A collection of adoption-themed fictional short stories brought together in one anthology from a diverse range of celebrated Young Adult authors.
School Library Journal: “Authors across a variety of genres share stories that range from the fantastical to gritty, but all will touch readers’ hearts (and cause a few to shed some tears).”
“Twenty-nine short stories, by an equal number of YA authors, brave the volatile emotions surrounding those who are chosen to be adopted and those who still hunger for a home and family to call their own. A girl bound for college agonizes over telling her mother, who is in prison, that her high school coach has offered to adopt her; a deeply-disturbed birth mother attempts kidnapping and murder to regain her daughter; a boy builds a fantasy kingdom to shut himself off from the real world; and a sixteen-year-old girl cannot understand why anyone could ever love her." ~VOYA

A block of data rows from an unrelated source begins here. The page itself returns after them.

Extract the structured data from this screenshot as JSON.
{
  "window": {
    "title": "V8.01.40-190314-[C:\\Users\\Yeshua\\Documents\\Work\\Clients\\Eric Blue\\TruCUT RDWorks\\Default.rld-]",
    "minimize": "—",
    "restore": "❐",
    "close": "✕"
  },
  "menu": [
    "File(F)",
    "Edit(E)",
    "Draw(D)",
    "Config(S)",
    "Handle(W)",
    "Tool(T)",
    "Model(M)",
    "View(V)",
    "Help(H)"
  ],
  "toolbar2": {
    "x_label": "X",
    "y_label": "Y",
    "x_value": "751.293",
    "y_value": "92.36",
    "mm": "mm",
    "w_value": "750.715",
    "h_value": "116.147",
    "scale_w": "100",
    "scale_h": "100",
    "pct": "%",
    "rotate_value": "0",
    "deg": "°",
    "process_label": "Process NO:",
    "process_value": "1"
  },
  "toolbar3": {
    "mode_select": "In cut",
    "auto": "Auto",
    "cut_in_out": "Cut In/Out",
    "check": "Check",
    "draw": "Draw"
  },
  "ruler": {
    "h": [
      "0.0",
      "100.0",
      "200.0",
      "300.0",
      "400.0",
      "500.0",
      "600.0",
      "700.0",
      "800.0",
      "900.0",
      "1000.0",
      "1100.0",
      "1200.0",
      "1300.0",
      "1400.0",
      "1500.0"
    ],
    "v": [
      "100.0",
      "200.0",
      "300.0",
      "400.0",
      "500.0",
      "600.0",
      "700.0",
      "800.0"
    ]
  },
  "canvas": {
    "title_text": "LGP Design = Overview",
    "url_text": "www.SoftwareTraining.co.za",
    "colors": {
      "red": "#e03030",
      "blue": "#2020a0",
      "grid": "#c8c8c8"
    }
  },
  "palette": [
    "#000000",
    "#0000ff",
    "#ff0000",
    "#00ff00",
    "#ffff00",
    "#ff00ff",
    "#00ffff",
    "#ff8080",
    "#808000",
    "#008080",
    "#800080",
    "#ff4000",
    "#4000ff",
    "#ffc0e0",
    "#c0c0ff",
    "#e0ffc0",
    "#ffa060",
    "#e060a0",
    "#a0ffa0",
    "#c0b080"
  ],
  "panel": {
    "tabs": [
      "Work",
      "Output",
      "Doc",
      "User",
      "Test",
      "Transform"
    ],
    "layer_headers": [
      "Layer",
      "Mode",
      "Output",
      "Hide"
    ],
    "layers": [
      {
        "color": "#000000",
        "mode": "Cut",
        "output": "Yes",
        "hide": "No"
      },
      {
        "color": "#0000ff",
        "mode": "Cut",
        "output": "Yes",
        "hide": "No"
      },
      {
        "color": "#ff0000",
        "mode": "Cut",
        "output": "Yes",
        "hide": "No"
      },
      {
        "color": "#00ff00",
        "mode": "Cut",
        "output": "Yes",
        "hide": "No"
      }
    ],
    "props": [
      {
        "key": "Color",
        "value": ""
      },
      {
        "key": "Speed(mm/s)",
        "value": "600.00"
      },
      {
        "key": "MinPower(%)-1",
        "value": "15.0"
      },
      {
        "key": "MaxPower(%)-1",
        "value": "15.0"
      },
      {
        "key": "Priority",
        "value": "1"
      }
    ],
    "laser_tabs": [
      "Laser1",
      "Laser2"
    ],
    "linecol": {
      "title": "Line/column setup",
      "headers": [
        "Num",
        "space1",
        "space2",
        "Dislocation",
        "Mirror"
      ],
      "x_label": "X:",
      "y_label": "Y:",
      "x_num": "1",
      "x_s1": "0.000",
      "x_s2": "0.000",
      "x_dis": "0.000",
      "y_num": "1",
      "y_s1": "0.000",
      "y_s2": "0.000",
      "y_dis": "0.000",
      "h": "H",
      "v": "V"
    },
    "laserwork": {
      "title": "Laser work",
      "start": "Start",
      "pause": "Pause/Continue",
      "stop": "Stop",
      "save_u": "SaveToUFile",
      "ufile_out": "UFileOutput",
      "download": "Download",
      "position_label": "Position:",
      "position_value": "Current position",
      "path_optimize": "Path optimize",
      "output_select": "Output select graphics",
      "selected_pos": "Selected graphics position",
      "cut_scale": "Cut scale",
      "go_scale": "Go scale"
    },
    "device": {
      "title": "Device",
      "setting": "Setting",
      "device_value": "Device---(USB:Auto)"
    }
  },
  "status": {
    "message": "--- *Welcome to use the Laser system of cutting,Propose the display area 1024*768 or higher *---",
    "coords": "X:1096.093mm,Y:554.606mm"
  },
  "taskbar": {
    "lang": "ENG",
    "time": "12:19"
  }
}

"It is amazing that each of these stories examines adoption from a different perspective; none of them are the same in any way. Fantasy, science fiction, and realistic fiction keep the reader guessing as to what will come next. The protagonists are teens, not children, and they exemplify the yearning to be loved and to be part of a family unit at any age. Most suffer from low self-esteem, wondering what made their birth mothers relinquish them in the first place. Most striking of all is the thread of hope that runs through this book. Authors such as Adi Alsaid, Julie Eshbaugh, or Shannon Gibney offer the characters the possibility of belonging. This volume earns a place in every YA library and it is up to YA librarians to put it into the hands of teens who need it most." ~Nancy K. Wallace.
“Welcome Home is a beautiful collection of stories about adoption, family, and love that will leave readers keenly aware of their own families. The characters are relatable and loveable. This book highlights the various ways that young people can find their forever homes. This book will touch the hearts of many readers. Welcome Home covers issues about the adoption process about which most people are not aware. ~Helena Kalantzis, VOYA Teen Reviewer: .
"This collection of short stories has something to appeal to almost any young adult reader dealing with issues surrounding adoption or foster care. They are not limited to happy endings, nor are they limited to real life stories, as there is a bit of fantasy and science fiction included among the selections. For example, fifteen-year old Carlos, who lives in Mexico City, has adoptive parents who are stuck in 1985—living the year over and over again while watching their son get older. Another teen comes face to face with the daughter she is giving up for adoption—sixteen years into the future. There are kids who are desperate to find their birth parents, some who aren’t sure, and some who will never know them. There are those anxious to adopt and mothers giving up their children. There are straight teens, gay teens, teens adopted across race/culture, and supernatural teens, and even a few supernatural “parents.” These tales offer heartbreak, reunion, love, and loss. Many of the young adult authors of these twenty-nine stories have some personal experience with adoption and/or foster care, which is particularly validating. This is a valuable addition to any school or public library collection." Reviewer: Paula McMillen, Ph.D.; Ages 13 up. ~Children’s Literature Review:
The author roster includes Edgar-award winner Mindy McGinnis, New York Times best-selling authors C.J. Redwine (The Shadow Queen) and William Ritter (Jackaby), and acclaimed YA authors across all genres. The full list of contributors includes: Adi Alsaid, Karen Akins, Erica M. Chapman, Caela Carter, Libby Cudmore, Dave Connis, Julie Eshbaugh, Helene Dunbar, Lauren Gibaldi, Shannon Gibney, Jenny Kaczorowski, Julie Leung, Sangu Mandanna, Matthew Quinn Martin, Mindy McGinnis, Lauren Morrill, Tameka Mullins, Sammy Nickalls, Shannon M. Parker, C.J. Redwine, Randy Ribay, William Ritter, Stephanie Scott, Natasha Sinel, Eric Smith, Courtney C. Stevens, Nic Stone, Kate Watson, and Tristina Wright.